Integrated Catchment Management (ICM) Policy Statement
The Murray-Darling Basin is under threat. Rising salinity and a high demand for limited water and land resources are two of the major problems. We cannot protect the Basin under current levels of resource use. All partners must decide what they want for the future, what is possible given the constraints, and how these aims may be achieved by working together. The ICM Policy Statement is a commitment by the community and governments of the Murray-Darling Basin to do all that needs to be done to manage and use the resources of the Basin in a way that is ecologically sustainable.The Statement is based on setting targets for catchment health and building the capacities of the Basin community and government to achieve these targets. The approach will take another ten years to build. It will require substantial government, community and industry leadership and commitment, and will significantly test the capacities of us all to manage the natural resource base for the benefit of both present and future generations.
Integrated Catchment management (ICM) is a process through which people can develop a vision, agree on shared values and behaviours, make informed decisions and act together to manage the natural resources of their catchment.
What are we trying to achieve?
The goals of the policy are to achieve: healthy rivers; healthy ecosystems and catchments; innovative, competitive and ecologically sustainable industries; and health regional communities.
How will this be done?
Targets for catchment health will be set in each major catchment of the Basin as a "floor" on catchment health. They will incorporate targets for water quality (salinity and nutrients); water sharing (consumptive / environmental flows); riverine ecosystem health; and terrestrial biodiversity.
These targets will reflect the environmental, economic and social assets that communities and governments agree to protect. The following diagram provides examples of targets for a catchment. Setting and achieving end-of-valley targets for each catchment in the Basin will be needed to protect the health of the Basin as a whole.
To implement this targets-based approach to catchment health, the capacity of government agencies, catchment management organisations, local government, and the broader community will be strengthened, particularly at catchment scale. Capacity includes legal, institutional, planning, management, financial, technical and information skills and capacities, and leadership skills. A stronger partnership approach will be needed, building on the following values and principles.

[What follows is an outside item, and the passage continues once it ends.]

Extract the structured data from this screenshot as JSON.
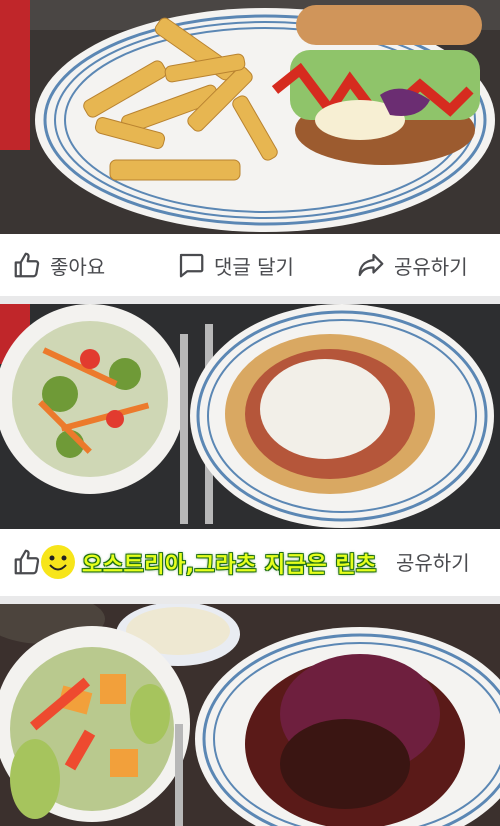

Why is this approach being used?
The health of the Basin's rivers and shared resources is dependent upon the health of its catchments. The health of the catchments in turn depends on the decisions made by people using and managing the land, water and other environmental resources. Catchment health is a responsibility shared by the Basin community and governments.
What is different?
The following elements of the policy are designed to bring about change:
Documents can also be obtained from: